### DATASET
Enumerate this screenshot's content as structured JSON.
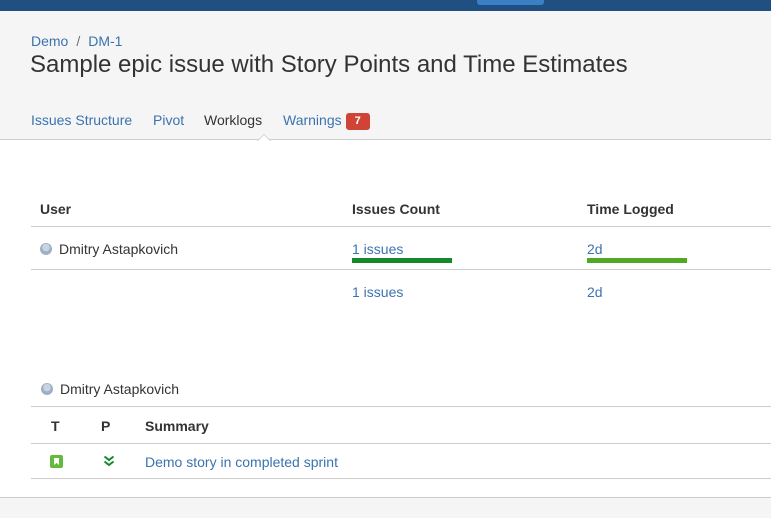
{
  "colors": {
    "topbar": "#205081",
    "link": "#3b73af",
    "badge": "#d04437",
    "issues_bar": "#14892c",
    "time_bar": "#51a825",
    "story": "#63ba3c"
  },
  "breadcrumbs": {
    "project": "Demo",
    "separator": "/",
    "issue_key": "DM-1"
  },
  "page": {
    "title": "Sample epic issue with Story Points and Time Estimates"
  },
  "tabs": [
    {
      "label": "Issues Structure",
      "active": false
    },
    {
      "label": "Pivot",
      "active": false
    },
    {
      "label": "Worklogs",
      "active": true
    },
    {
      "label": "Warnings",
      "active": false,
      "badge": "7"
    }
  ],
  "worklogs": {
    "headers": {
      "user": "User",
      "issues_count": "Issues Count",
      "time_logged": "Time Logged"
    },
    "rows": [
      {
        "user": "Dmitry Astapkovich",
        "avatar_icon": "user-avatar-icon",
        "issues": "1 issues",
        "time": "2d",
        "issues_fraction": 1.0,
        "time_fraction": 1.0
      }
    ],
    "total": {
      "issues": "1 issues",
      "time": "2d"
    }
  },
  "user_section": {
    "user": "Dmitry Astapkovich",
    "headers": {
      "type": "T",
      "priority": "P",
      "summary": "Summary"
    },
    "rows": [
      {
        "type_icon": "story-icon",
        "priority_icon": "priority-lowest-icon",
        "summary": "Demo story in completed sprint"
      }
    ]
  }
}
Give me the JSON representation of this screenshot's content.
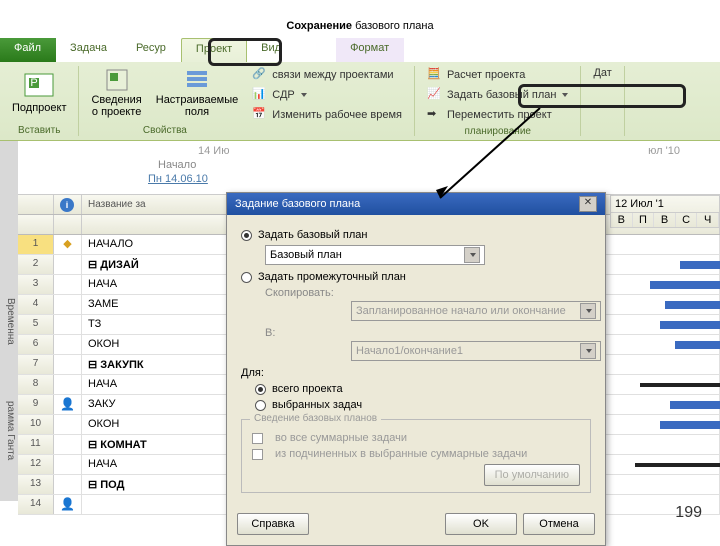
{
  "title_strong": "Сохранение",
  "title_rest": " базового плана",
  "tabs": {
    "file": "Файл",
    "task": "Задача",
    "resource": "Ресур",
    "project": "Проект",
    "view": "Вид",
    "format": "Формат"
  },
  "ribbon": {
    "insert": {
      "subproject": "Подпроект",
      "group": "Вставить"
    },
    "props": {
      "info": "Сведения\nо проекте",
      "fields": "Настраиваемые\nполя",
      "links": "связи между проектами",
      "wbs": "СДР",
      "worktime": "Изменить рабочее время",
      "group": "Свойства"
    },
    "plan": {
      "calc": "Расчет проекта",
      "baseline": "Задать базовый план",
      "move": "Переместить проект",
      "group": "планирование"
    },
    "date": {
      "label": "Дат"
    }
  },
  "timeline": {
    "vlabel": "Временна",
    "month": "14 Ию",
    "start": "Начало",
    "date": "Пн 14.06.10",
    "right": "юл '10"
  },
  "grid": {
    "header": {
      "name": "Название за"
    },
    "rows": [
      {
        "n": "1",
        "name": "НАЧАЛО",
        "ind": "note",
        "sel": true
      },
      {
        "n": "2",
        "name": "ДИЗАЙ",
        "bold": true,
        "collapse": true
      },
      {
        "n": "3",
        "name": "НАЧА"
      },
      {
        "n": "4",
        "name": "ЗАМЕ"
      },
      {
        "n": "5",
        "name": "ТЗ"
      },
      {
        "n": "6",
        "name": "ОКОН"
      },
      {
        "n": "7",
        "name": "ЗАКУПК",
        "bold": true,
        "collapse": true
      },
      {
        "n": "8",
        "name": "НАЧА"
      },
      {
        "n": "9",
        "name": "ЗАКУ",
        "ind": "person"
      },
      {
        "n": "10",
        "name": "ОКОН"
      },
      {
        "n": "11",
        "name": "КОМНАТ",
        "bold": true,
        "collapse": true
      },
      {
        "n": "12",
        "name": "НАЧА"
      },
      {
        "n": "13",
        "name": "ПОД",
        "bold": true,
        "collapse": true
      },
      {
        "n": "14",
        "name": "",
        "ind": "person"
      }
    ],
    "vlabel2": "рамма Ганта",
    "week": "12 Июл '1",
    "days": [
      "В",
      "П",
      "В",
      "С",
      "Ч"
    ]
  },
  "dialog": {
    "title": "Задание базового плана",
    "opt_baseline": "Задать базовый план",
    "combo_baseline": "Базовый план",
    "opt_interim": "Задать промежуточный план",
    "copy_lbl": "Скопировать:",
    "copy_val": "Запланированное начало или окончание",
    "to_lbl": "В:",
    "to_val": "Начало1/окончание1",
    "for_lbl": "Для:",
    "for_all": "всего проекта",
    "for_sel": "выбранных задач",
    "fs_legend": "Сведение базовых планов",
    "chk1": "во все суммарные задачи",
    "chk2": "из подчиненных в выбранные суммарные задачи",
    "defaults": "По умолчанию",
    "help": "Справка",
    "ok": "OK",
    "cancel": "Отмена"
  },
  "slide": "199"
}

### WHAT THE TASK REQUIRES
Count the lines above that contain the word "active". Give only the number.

### YOUR SOLUTION
4